Such are the thoughts of one who is staring down his fifth marathon.

7 comments:

2P said...

Mate I got excited - I thought by that title you were in Melbourne or Sydney - weather has been atrocious here.

It is the age old dilemma go out hard and hold or go out easy and bring it home?

Ever thought of just taking the first k or 2 fairly cruisy and then just accelerating up to what feels sustainable after the excitement of the start is over?

Just a thought.

MilesandMiles said...

first 30k at 3h pace sounds conservative and indeed risky... that would mean running the last 12.2k at 3:41/44 (i think) pace on tired legs to get a PB... having said that if you believe the HR zones can give you the optimum pace on that particular day...
Arnaud

Tesso said...

I'm not going to offer an opinion. 15 marathons and I still have no flamin' idea of how to run them.

However, I am getting some sort of sick enjoyment out of watching you sweat over it :-)

mika said...

Marathon is a sort of experiment on your body, so trying something new is good. Go for negative split!!!

Clairie said...

If you have always gone out fast before....you will always get what you always got, if you always do what you always did.

So..go out easier than race pace and then wind it up.
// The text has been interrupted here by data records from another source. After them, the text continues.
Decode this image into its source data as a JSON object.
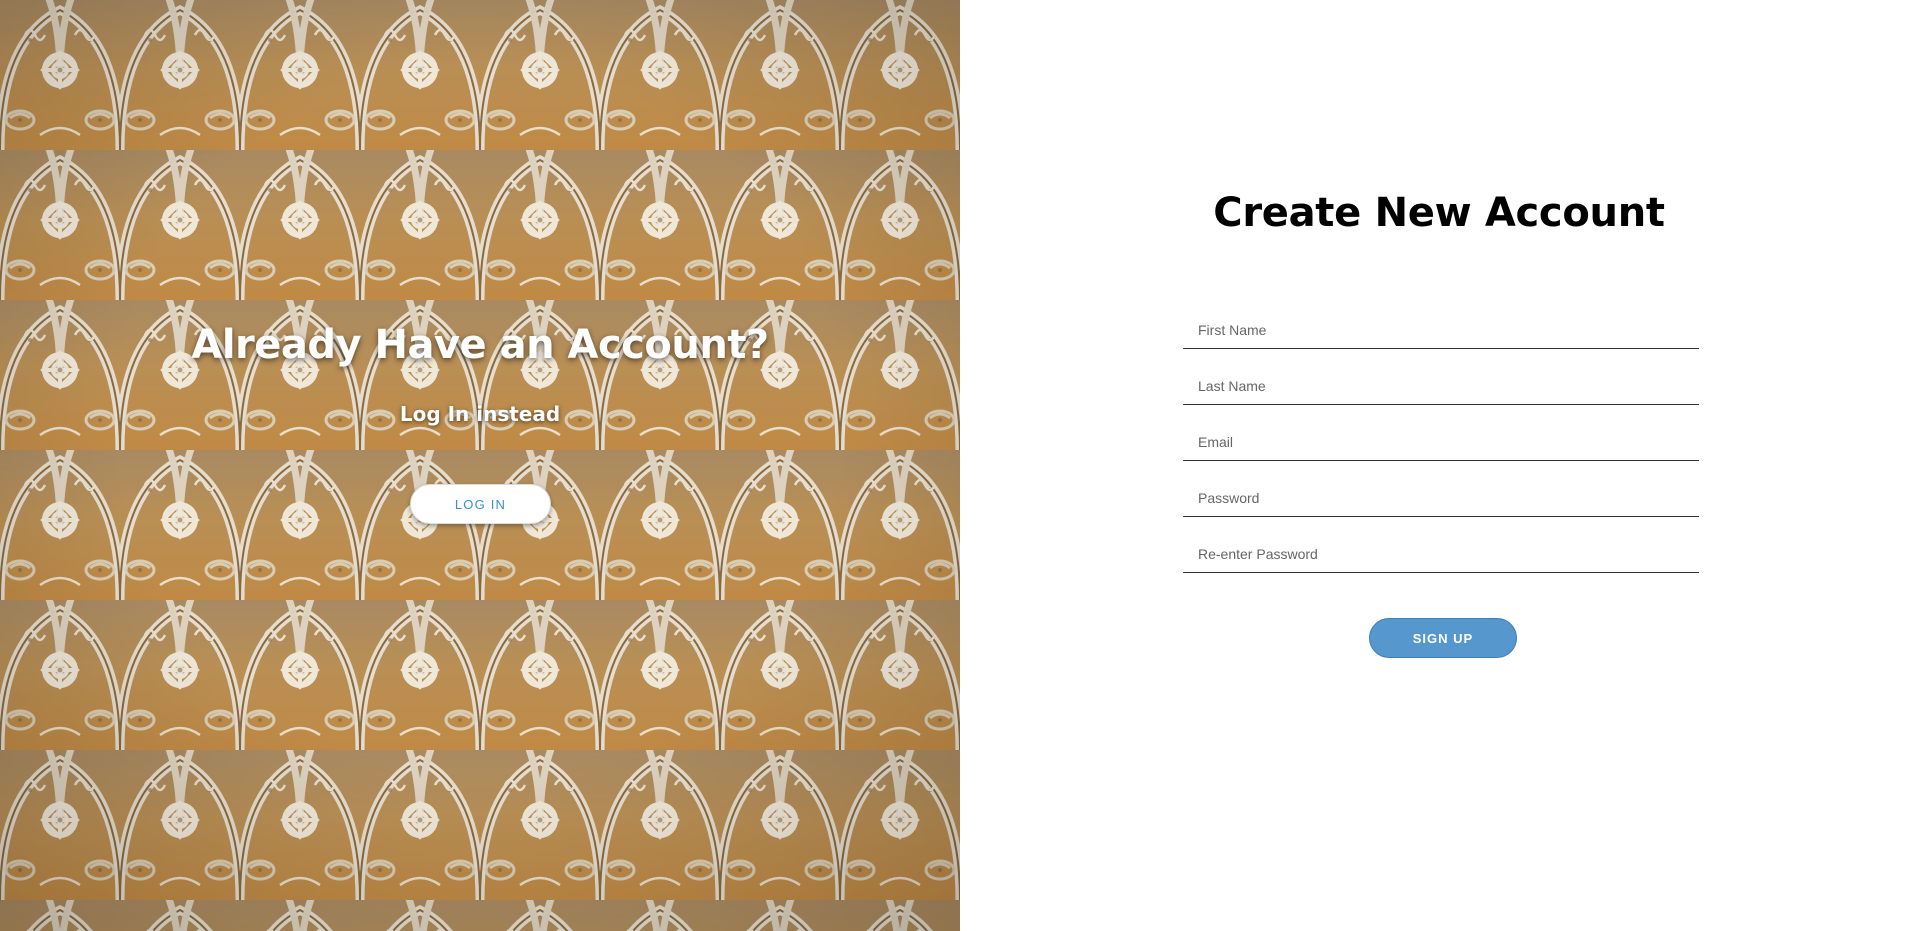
{
  "left_panel": {
    "title": "Already Have an Account?",
    "subtitle": "Log In instead",
    "login_button_label": "LOG IN"
  },
  "right_panel": {
    "title": "Create New Account",
    "fields": [
      {
        "placeholder": "First Name",
        "value": ""
      },
      {
        "placeholder": "Last Name",
        "value": ""
      },
      {
        "placeholder": "Email",
        "value": ""
      },
      {
        "placeholder": "Password",
        "value": ""
      },
      {
        "placeholder": "Re-enter Password",
        "value": ""
      }
    ],
    "signup_button_label": "SIGN UP"
  },
  "colors": {
    "accent_blue": "#5697cd",
    "login_text_blue": "#3b8fc6",
    "background_tan": "#b08a55"
  }
}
I read another blog recently http://davidcriniti.blogspot.com/ and if you read his Monday post it has some great ideas. He went out bang on pace, mentally telling himself this was easy, so after 30km (perhaps the 25km mark in a marathon) he could wind up to give himself some time in the bank for any unforeseen stops/delays/wall-hitting etc.

I like the concept of breaking the run down into smaller runs and setting a goal for them rather than worrying each km about pace. So for a SUB 3hr marathon (no other goal) something like this:

7km - 30mins
14km - 60mins
21.1 - 1hr 30mins
30km - 2hr 8mins
40km - 2hr 29mins
42.2km - sub 3hrs

Rachel said...

I'm not a marathon runner, but I think taking a new approach is a great idea. It might just work and what's the worst that could happen? Besides it's always my approach to take the first half easy and come home with a negative split. I'm too scared I'll bonk otherwise!

Ewen said...

Don't sweat 'uduly' Steve ;) Did you mean udderly?

If you feel you're in very good 'endurance' shape, the negative split plan should work. Physically, it's good, but mentally, it's tough 'being behind' for so long.

With the 'drift' in that test, do you use a running start, so your HR is 144 when you start timing? By the way, 80% for me, is way below my 'upper aerobic limit'.